Many parents mistakenly assume that if their children have excellent eyesight, their visual system is functioning normally. Yet even if children have 20/20 vision, they may experience problems with their functional vision — how the eyes and brain work together to perform many everyday tasks.
Being aware of your child’s functional vision problems and addressing them is vital because well developed visual function means the eye and brain are communicating effectively. This is key to learning in class and throughout life. Functional vision problems can leave children feeling frustrated, cause difficulties with maintaining concentration and hinder their ability to reach their potential.
Symptoms of Functional Vision Problems
Children who have a visual function problem may:
- Frequently rub their eyes
- Experience persistent headaches
- See double images
- Seem overly fatigued
- Cover one eye in the classroom, especially while reading, and doing homework
- Tilt their head to see
While reading, they may:
- Read slower than their classmates
- Have reduced reading comprehension
- Lose their place on the page
- Hold written material or a digital screen too close to their faces
- Avoid reading altogether
Problems with functional vision may force children to compensate by covering one eye or tilting their head to avoid the symptoms and make a task easier.

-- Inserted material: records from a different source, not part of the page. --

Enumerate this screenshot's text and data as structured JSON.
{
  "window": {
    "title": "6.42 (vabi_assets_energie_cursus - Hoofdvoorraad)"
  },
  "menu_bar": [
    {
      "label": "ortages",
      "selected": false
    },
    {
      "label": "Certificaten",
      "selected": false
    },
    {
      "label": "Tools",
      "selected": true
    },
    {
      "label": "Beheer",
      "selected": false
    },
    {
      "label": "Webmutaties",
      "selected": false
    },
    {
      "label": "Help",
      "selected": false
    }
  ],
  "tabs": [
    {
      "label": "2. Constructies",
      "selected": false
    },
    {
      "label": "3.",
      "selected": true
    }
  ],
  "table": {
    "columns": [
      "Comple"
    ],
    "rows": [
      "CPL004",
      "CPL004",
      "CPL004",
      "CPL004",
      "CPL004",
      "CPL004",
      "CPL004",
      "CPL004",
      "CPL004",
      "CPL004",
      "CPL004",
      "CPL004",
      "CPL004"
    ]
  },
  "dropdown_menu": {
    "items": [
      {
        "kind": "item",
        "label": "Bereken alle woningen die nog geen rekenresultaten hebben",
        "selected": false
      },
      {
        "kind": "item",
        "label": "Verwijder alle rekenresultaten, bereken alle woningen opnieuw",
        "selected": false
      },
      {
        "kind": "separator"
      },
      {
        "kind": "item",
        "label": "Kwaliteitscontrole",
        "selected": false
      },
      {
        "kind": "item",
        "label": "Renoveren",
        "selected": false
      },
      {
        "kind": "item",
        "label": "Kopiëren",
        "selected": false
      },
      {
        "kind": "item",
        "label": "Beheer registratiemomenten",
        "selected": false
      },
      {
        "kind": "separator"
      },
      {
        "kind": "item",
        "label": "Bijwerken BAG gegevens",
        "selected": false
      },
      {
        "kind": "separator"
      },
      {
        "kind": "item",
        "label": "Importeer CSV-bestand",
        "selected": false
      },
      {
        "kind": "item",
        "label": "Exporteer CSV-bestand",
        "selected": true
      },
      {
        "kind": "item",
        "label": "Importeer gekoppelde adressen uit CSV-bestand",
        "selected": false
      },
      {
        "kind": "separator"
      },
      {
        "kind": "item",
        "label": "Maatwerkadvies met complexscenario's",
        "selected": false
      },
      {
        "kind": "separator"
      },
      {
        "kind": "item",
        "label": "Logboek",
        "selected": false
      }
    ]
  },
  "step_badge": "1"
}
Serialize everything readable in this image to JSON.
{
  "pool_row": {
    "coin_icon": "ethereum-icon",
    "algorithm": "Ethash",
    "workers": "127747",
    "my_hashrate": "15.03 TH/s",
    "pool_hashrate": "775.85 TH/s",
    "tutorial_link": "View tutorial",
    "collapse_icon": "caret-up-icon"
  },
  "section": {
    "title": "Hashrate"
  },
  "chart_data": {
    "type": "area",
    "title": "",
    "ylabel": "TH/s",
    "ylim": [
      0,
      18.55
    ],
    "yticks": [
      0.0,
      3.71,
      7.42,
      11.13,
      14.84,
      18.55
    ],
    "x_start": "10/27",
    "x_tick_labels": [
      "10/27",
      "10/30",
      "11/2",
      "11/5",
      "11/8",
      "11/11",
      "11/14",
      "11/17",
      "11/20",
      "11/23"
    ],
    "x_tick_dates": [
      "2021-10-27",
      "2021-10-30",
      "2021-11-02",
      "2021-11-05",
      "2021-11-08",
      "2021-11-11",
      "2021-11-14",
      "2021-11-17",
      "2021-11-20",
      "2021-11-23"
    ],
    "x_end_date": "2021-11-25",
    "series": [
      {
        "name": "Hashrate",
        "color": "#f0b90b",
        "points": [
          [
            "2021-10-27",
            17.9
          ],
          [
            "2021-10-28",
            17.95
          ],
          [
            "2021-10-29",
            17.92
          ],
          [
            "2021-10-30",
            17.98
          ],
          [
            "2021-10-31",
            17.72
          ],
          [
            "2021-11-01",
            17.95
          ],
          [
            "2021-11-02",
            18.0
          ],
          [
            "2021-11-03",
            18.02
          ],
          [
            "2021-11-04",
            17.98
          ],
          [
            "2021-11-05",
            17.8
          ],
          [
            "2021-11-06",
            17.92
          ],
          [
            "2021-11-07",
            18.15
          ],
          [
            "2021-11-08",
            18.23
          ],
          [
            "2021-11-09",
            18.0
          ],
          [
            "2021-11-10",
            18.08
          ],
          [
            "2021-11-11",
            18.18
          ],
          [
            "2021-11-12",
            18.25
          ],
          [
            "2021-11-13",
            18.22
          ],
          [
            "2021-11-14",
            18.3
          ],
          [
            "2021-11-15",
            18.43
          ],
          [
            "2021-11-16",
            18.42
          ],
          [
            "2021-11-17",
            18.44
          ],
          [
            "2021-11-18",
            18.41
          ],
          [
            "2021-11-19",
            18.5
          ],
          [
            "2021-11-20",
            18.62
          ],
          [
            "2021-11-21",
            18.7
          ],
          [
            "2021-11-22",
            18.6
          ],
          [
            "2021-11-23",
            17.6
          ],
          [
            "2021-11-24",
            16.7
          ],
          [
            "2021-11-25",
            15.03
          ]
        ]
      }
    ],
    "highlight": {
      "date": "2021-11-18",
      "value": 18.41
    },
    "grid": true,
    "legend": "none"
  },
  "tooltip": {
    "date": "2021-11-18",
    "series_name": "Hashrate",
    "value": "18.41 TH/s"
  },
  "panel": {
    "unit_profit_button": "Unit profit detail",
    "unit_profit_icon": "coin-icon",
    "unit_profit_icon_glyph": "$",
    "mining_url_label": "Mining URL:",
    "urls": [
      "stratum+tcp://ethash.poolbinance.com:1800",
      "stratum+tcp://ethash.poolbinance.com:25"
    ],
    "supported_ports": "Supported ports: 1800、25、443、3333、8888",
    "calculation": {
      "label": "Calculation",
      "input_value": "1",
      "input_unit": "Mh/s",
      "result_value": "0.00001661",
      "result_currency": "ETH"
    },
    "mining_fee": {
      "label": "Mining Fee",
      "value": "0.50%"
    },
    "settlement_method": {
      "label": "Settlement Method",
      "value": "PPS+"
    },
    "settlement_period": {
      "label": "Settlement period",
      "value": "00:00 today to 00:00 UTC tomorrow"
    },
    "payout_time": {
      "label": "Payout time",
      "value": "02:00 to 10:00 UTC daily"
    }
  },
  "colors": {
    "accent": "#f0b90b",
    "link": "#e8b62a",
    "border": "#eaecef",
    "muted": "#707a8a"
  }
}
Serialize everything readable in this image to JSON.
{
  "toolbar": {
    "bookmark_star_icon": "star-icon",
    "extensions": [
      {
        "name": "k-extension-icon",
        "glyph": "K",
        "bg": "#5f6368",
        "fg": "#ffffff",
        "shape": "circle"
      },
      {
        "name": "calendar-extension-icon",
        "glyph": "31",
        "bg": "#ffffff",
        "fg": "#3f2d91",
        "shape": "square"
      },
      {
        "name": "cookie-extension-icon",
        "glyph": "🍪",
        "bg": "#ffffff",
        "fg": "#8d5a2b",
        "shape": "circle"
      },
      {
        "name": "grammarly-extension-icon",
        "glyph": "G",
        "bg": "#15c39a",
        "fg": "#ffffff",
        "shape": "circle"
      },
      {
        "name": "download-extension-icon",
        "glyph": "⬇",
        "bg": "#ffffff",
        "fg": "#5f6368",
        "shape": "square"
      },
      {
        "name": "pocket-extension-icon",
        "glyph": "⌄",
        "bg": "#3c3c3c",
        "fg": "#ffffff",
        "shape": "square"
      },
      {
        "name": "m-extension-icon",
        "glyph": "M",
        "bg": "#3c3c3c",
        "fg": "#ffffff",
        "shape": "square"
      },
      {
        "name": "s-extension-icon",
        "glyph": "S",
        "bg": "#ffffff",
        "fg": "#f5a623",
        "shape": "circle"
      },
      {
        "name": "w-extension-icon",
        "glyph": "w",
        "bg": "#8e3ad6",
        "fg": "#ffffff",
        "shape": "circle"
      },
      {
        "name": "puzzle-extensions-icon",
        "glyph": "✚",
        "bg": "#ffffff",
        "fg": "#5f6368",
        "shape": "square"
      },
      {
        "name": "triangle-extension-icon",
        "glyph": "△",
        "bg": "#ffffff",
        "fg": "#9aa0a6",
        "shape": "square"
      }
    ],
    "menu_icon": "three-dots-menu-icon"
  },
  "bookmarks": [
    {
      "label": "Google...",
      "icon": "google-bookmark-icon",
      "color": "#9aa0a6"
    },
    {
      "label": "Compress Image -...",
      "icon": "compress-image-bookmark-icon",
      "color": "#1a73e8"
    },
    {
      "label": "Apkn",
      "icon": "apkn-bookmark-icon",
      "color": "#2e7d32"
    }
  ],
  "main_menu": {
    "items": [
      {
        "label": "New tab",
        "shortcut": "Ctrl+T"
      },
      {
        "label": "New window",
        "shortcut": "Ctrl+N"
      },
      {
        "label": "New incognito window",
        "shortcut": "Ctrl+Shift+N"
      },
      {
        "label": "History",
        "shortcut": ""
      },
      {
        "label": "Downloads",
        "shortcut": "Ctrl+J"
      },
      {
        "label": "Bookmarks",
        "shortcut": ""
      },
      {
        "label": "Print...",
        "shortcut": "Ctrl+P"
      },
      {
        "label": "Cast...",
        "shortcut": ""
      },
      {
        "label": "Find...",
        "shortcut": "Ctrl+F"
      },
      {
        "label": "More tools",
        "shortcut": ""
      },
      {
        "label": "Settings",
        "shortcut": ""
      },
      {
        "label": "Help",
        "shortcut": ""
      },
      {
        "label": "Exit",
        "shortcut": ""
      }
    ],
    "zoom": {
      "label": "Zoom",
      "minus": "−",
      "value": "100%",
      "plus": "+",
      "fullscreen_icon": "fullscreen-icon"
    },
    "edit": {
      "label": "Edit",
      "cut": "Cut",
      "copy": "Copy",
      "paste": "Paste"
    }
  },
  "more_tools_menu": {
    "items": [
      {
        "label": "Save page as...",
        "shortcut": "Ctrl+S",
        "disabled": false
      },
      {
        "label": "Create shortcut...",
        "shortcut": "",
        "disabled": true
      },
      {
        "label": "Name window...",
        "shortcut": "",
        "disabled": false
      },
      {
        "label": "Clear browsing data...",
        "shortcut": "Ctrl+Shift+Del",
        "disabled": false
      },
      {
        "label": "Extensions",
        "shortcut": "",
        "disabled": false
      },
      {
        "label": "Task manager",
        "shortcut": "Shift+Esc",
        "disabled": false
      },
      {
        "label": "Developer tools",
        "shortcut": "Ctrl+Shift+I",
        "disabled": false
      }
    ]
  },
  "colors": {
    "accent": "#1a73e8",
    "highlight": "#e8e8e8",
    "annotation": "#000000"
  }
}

Such struggles cause fatigue of the eyes and body, along with headaches.
Possible Causes of Functional Vision Problems and How to Address Them
Your children’s functional vision requires the following visual skills. During a comprehensive visual function examination we will check for:
Convergence. Both eyes looking at and focusing on a nearby object, such as a book or computer screen
Tracking. Both eyes moving together as a task demands, such as following the words across a page or the arc of a basketball shot
Accommodation. Both eyes maintaining focus on an object as it moves closer or farther away
Alignment. Both eyes properly lining up so that they see the same object and send the same image to the brain
Fortunately, we can get your child back to enjoying school, reading and other activities. Bring your child in for an eye exam with Dr. Colette Whiting and Dr. Sandra Gillis-Kennedy, who also will conduct a comprehensive examination for functional vision. This test is different from the standard vision screening your child likely receives in school, and is more extensive than a regular eye exam.
If we detect the shortfalls mentioned above, we’ll recommend vision therapy and then prescribe a customized program. Vision therapy is a month-long program made up of in-office and at-home exercises. These exercises, when done regularly and diligently, will significantly improve your child’s convergence, tracking, accommodation, and alignment, and get their visual functioning where it needs to be to enjoy daily activities and succeed in school.
When that happens, expect your child to request many more trips to the library!
Shelburne Primary EyeCare provides vision therapy for children with functional vision challenges from Shelburne, Melancthon, Alliston, Shelburne, and throughout Dufferin County.